What lines of the listing below contain the word "accessibility"? Copy each of them out.
※
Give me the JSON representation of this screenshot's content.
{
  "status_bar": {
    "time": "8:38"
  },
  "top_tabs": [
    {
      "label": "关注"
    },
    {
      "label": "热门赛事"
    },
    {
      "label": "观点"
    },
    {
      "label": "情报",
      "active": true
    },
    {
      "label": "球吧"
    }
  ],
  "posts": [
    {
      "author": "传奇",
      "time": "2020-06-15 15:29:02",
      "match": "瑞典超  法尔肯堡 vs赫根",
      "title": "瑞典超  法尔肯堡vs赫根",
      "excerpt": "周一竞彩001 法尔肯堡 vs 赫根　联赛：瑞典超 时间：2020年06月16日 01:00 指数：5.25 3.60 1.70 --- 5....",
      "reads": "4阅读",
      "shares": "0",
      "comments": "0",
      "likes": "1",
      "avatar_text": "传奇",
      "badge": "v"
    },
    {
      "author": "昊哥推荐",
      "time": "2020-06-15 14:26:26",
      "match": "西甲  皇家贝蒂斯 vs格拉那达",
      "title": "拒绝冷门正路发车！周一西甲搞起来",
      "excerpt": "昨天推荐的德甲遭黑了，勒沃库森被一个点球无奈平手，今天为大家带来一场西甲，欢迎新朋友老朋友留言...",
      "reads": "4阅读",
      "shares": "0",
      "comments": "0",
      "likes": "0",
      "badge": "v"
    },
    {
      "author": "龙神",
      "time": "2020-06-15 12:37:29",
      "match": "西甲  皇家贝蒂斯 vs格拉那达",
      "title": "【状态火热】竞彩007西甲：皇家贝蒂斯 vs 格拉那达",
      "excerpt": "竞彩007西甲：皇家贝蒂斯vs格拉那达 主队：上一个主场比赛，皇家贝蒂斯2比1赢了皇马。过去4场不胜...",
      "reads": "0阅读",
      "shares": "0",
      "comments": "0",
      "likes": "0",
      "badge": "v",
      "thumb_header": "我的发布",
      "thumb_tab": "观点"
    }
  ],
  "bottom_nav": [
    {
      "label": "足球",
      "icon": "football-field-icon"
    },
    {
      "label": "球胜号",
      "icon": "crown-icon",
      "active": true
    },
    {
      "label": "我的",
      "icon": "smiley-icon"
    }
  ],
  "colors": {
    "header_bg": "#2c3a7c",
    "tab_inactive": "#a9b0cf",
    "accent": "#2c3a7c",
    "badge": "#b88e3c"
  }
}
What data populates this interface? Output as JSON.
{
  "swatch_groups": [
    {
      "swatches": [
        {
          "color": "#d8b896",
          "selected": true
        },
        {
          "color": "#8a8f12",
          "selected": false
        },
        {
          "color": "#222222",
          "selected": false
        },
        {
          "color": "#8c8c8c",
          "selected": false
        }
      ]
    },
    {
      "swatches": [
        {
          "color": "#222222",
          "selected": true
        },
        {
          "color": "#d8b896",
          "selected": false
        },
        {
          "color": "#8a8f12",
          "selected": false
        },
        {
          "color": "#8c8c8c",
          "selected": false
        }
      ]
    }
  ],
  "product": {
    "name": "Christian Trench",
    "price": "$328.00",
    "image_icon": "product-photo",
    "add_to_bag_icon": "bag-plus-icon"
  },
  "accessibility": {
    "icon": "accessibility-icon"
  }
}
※
## Exercise response
  "accessibility": {
    "icon": "accessibility-icon"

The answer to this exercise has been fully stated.